▶ [Problem] Reproduce verbatim all of the data given below, but do not carry over the images.

▶ [Dataset excerpts]

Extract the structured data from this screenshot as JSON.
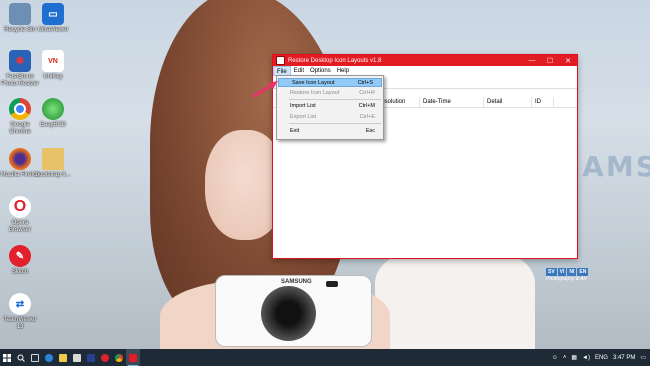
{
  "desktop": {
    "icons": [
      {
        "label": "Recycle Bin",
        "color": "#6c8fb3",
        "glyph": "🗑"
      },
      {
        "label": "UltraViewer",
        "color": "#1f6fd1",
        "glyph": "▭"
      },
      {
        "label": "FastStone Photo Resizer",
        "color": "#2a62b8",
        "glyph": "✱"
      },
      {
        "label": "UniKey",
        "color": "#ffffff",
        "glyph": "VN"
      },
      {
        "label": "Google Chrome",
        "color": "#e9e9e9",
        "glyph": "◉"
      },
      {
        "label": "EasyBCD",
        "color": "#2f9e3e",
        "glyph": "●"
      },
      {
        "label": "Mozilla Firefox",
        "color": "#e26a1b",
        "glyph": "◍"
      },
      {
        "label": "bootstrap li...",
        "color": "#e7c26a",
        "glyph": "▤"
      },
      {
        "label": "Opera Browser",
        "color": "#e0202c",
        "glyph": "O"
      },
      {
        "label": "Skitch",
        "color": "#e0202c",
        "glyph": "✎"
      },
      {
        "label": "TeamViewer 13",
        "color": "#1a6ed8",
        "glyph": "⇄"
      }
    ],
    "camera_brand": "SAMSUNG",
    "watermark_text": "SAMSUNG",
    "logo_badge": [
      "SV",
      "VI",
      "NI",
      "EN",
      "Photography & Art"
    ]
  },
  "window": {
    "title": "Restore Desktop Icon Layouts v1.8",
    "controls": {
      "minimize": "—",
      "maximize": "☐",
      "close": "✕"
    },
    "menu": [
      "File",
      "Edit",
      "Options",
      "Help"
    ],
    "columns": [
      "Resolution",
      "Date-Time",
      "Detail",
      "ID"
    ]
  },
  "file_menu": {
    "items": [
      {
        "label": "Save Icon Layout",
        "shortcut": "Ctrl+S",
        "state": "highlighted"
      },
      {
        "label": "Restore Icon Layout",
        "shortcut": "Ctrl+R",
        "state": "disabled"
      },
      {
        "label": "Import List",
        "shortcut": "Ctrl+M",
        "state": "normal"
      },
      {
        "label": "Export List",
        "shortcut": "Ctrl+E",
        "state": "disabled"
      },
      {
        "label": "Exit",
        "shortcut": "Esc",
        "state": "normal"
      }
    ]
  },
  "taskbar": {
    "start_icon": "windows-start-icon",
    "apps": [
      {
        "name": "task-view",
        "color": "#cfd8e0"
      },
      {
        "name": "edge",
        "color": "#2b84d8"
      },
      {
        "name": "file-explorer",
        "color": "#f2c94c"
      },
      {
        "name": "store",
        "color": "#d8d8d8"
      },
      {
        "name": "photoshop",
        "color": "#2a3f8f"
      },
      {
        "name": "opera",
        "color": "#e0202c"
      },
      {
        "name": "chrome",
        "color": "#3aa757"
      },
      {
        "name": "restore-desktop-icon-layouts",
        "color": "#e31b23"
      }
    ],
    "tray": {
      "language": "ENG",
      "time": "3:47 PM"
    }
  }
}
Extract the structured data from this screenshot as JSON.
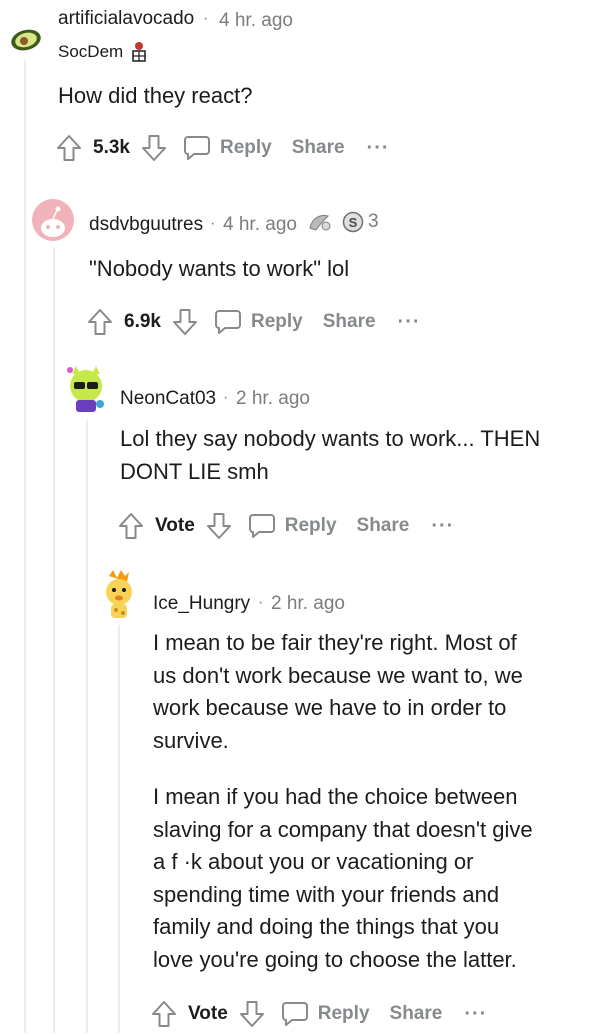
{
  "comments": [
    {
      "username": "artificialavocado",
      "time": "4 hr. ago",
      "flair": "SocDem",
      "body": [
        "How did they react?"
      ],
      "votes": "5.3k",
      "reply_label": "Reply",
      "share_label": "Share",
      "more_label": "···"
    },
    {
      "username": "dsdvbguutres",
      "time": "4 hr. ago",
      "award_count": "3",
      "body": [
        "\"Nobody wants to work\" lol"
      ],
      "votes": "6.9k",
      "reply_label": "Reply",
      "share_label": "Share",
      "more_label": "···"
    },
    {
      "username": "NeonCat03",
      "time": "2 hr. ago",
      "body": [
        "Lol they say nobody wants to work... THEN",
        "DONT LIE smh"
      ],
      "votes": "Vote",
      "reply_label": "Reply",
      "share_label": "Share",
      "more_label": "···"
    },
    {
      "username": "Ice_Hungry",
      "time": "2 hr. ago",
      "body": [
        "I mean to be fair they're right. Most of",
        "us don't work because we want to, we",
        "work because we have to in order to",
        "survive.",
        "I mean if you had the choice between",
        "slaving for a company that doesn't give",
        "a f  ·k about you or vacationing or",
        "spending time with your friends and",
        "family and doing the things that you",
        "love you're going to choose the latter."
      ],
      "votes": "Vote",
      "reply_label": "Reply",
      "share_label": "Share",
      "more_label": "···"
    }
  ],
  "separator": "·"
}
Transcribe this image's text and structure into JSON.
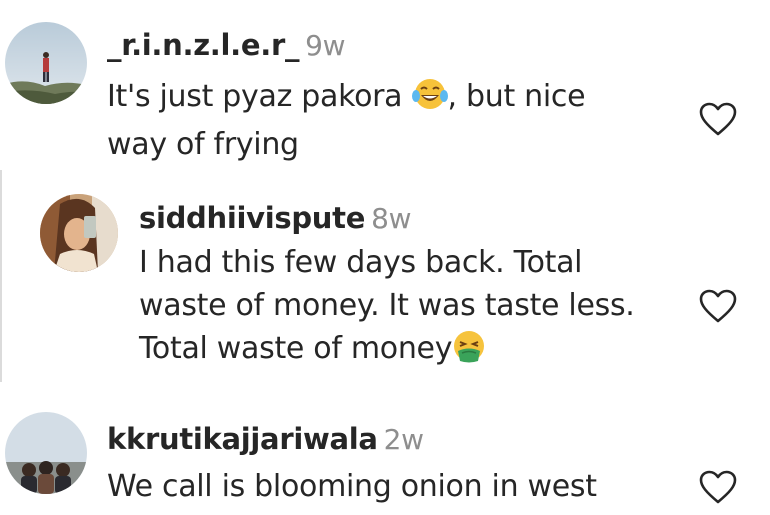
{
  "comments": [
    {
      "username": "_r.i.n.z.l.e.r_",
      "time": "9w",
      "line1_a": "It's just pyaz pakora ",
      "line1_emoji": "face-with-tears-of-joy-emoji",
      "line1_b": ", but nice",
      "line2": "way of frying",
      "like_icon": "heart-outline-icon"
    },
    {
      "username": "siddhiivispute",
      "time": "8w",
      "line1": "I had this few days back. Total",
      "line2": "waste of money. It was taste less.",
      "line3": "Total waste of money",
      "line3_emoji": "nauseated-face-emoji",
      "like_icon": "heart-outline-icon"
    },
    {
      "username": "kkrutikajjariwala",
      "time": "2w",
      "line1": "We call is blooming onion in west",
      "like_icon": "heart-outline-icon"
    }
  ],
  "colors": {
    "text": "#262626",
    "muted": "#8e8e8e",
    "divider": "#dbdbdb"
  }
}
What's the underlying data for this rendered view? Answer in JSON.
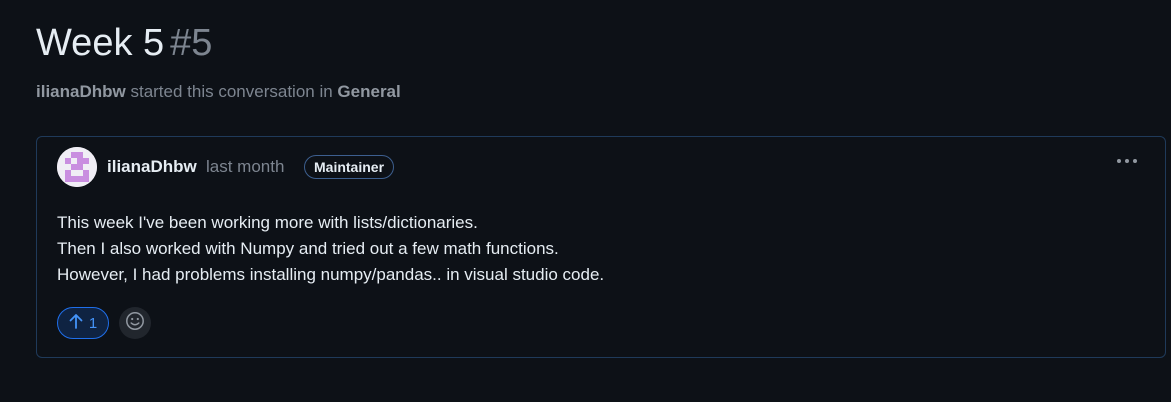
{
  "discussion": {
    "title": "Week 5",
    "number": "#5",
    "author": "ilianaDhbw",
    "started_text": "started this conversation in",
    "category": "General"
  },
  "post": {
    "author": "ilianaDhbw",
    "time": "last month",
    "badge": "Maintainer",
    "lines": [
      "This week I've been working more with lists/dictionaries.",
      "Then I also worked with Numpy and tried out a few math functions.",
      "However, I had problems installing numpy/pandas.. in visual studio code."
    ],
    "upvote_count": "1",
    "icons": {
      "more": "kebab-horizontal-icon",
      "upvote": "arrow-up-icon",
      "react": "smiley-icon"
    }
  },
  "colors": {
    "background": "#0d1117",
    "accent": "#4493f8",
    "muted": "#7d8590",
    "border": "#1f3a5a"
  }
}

▶ [Solution]
Extract the structured data from this screenshot as JSON.
{
  "desktop": {
    "icons": [
      {
        "label": "Recycle Bin",
        "color": "#6c8fb3",
        "glyph": "🗑"
      },
      {
        "label": "UltraViewer",
        "color": "#1f6fd1",
        "glyph": "▭"
      },
      {
        "label": "FastStone Photo Resizer",
        "color": "#2a62b8",
        "glyph": "✱"
      },
      {
        "label": "UniKey",
        "color": "#ffffff",
        "glyph": "VN"
      },
      {
        "label": "Google Chrome",
        "color": "#e9e9e9",
        "glyph": "◉"
      },
      {
        "label": "EasyBCD",
        "color": "#2f9e3e",
        "glyph": "●"
      },
      {
        "label": "Mozilla Firefox",
        "color": "#e26a1b",
        "glyph": "◍"
      },
      {
        "label": "bootstrap li...",
        "color": "#e7c26a",
        "glyph": "▤"
      },
      {
        "label": "Opera Browser",
        "color": "#e0202c",
        "glyph": "O"
      },
      {
        "label": "Skitch",
        "color": "#e0202c",
        "glyph": "✎"
      },
      {
        "label": "TeamViewer 13",
        "color": "#1a6ed8",
        "glyph": "⇄"
      }
    ],
    "camera_brand": "SAMSUNG",
    "watermark_text": "SAMSUNG",
    "logo_badge": [
      "SV",
      "VI",
      "NI",
      "EN",
      "Photography & Art"
    ]
  },
  "window": {
    "title": "Restore Desktop Icon Layouts v1.8",
    "controls": {
      "minimize": "—",
      "maximize": "☐",
      "close": "✕"
    },
    "menu": [
      "File",
      "Edit",
      "Options",
      "Help"
    ],
    "columns": [
      "Resolution",
      "Date-Time",
      "Detail",
      "ID"
    ]
  },
  "file_menu": {
    "items": [
      {
        "label": "Save Icon Layout",
        "shortcut": "Ctrl+S",
        "state": "highlighted"
      },
      {
        "label": "Restore Icon Layout",
        "shortcut": "Ctrl+R",
        "state": "disabled"
      },
      {
        "label": "Import List",
        "shortcut": "Ctrl+M",
        "state": "normal"
      },
      {
        "label": "Export List",
        "shortcut": "Ctrl+E",
        "state": "disabled"
      },
      {
        "label": "Exit",
        "shortcut": "Esc",
        "state": "normal"
      }
    ]
  },
  "taskbar": {
    "start_icon": "windows-start-icon",
    "apps": [
      {
        "name": "task-view",
        "color": "#cfd8e0"
      },
      {
        "name": "edge",
        "color": "#2b84d8"
      },
      {
        "name": "file-explorer",
        "color": "#f2c94c"
      },
      {
        "name": "store",
        "color": "#d8d8d8"
      },
      {
        "name": "photoshop",
        "color": "#2a3f8f"
      },
      {
        "name": "opera",
        "color": "#e0202c"
      },
      {
        "name": "chrome",
        "color": "#3aa757"
      },
      {
        "name": "restore-desktop-icon-layouts",
        "color": "#e31b23"
      }
    ],
    "tray": {
      "language": "ENG",
      "time": "3:47 PM"
    }
  }
}
Extract the structured data from this screenshot as JSON.
{
  "comments": [
    {
      "username": "artificialavocado",
      "time": "4 hr. ago",
      "flair": "SocDem",
      "body": [
        "How did they react?"
      ],
      "votes": "5.3k",
      "reply_label": "Reply",
      "share_label": "Share",
      "more_label": "···"
    },
    {
      "username": "dsdvbguutres",
      "time": "4 hr. ago",
      "award_count": "3",
      "body": [
        "\"Nobody wants to work\" lol"
      ],
      "votes": "6.9k",
      "reply_label": "Reply",
      "share_label": "Share",
      "more_label": "···"
    },
    {
      "username": "NeonCat03",
      "time": "2 hr. ago",
      "body": [
        "Lol they say nobody wants to work... THEN",
        "DONT LIE smh"
      ],
      "votes": "Vote",
      "reply_label": "Reply",
      "share_label": "Share",
      "more_label": "···"
    },
    {
      "username": "Ice_Hungry",
      "time": "2 hr. ago",
      "body": [
        "I mean to be fair they're right. Most of",
        "us don't work because we want to, we",
        "work because we have to in order to",
        "survive.",
        "I mean if you had the choice between",
        "slaving for a company that doesn't give",
        "a f  ·k about you or vacationing or",
        "spending time with your friends and",
        "family and doing the things that you",
        "love you're going to choose the latter."
      ],
      "votes": "Vote",
      "reply_label": "Reply",
      "share_label": "Share",
      "more_label": "···"
    }
  ],
  "separator": "·"
}
Transcribe this image's text and structure into JSON.
{
  "comments": [
    {
      "username": "_r.i.n.z.l.e.r_",
      "time": "9w",
      "line1_a": "It's just pyaz pakora ",
      "line1_emoji": "face-with-tears-of-joy-emoji",
      "line1_b": ", but nice",
      "line2": "way of frying",
      "like_icon": "heart-outline-icon"
    },
    {
      "username": "siddhiivispute",
      "time": "8w",
      "line1": "I had this few days back. Total",
      "line2": "waste of money. It was taste less.",
      "line3": "Total waste of money",
      "line3_emoji": "nauseated-face-emoji",
      "like_icon": "heart-outline-icon"
    },
    {
      "username": "kkrutikajjariwala",
      "time": "2w",
      "line1": "We call is blooming onion in west",
      "like_icon": "heart-outline-icon"
    }
  ],
  "colors": {
    "text": "#262626",
    "muted": "#8e8e8e",
    "divider": "#dbdbdb"
  }
}
What's the underlying data for this rendered view? Answer in JSON.
{
  "discussion": {
    "title": "Week 5",
    "number": "#5",
    "author": "ilianaDhbw",
    "started_text": "started this conversation in",
    "category": "General"
  },
  "post": {
    "author": "ilianaDhbw",
    "time": "last month",
    "badge": "Maintainer",
    "lines": [
      "This week I've been working more with lists/dictionaries.",
      "Then I also worked with Numpy and tried out a few math functions.",
      "However, I had problems installing numpy/pandas.. in visual studio code."
    ],
    "upvote_count": "1",
    "icons": {
      "more": "kebab-horizontal-icon",
      "upvote": "arrow-up-icon",
      "react": "smiley-icon"
    }
  },
  "colors": {
    "background": "#0d1117",
    "accent": "#4493f8",
    "muted": "#7d8590",
    "border": "#1f3a5a"
  }
}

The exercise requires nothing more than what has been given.